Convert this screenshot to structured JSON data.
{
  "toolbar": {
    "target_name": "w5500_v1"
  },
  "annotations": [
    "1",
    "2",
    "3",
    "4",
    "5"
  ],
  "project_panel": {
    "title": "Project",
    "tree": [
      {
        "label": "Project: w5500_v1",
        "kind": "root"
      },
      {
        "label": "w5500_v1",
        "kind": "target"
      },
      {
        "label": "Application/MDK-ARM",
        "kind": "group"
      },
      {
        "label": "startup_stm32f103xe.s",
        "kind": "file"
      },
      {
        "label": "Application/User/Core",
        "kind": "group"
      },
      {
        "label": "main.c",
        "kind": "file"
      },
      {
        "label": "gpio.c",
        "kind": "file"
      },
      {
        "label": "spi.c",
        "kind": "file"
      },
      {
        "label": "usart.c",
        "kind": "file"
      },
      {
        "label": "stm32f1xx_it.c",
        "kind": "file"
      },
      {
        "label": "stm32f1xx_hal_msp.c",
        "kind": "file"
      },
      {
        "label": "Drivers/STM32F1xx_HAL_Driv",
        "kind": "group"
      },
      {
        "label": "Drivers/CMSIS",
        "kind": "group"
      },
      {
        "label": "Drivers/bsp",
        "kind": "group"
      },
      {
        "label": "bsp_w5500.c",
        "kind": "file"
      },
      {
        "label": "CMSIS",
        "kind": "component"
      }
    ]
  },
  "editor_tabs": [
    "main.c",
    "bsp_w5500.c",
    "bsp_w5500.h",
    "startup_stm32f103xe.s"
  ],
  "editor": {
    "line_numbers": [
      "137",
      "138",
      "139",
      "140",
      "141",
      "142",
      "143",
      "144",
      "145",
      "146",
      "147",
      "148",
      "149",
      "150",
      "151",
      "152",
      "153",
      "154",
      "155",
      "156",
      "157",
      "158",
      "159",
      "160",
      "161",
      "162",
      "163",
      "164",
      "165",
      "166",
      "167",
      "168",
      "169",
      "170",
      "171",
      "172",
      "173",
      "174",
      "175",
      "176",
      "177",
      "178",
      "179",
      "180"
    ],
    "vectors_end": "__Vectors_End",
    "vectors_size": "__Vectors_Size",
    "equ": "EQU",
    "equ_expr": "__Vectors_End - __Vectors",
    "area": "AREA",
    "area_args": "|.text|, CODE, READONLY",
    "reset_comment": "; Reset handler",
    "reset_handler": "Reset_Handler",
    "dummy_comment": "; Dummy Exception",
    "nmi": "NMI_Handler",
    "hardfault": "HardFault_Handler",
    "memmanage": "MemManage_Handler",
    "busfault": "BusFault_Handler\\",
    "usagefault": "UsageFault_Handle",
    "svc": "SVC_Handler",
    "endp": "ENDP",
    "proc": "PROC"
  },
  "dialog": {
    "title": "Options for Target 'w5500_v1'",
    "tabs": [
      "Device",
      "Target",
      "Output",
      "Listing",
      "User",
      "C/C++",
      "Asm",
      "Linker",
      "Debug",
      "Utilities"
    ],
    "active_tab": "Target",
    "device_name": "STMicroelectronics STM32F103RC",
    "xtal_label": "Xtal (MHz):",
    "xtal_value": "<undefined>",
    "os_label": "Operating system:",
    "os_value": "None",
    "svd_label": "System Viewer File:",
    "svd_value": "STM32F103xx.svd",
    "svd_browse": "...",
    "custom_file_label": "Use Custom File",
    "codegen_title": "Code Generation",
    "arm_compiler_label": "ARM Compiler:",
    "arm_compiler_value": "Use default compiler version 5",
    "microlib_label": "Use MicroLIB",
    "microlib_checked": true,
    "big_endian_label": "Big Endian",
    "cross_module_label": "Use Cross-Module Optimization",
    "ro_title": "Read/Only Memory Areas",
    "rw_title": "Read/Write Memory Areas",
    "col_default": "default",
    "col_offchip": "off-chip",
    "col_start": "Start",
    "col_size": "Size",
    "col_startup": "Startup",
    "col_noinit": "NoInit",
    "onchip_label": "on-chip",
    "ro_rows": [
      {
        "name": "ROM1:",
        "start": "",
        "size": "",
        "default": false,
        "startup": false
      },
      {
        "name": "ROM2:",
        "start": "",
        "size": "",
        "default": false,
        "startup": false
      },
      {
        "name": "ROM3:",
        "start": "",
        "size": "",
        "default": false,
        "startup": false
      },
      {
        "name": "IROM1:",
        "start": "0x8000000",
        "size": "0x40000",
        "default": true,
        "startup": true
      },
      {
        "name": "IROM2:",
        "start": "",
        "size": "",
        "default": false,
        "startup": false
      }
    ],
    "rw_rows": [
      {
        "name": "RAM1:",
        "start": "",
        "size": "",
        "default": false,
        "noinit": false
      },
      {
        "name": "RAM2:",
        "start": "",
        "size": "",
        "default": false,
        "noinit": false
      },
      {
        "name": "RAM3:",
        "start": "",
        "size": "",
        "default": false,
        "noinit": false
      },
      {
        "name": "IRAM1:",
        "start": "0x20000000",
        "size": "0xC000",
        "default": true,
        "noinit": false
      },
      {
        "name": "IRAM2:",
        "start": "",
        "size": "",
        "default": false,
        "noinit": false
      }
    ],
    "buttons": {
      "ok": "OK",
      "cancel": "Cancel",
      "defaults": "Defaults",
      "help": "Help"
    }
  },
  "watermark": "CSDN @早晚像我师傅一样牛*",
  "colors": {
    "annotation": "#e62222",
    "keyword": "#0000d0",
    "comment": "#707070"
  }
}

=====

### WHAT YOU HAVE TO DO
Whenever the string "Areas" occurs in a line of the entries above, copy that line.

### TASK RESPONSE
    "ro_title": "Read/Only Memory Areas",
    "rw_title": "Read/Write Memory Areas",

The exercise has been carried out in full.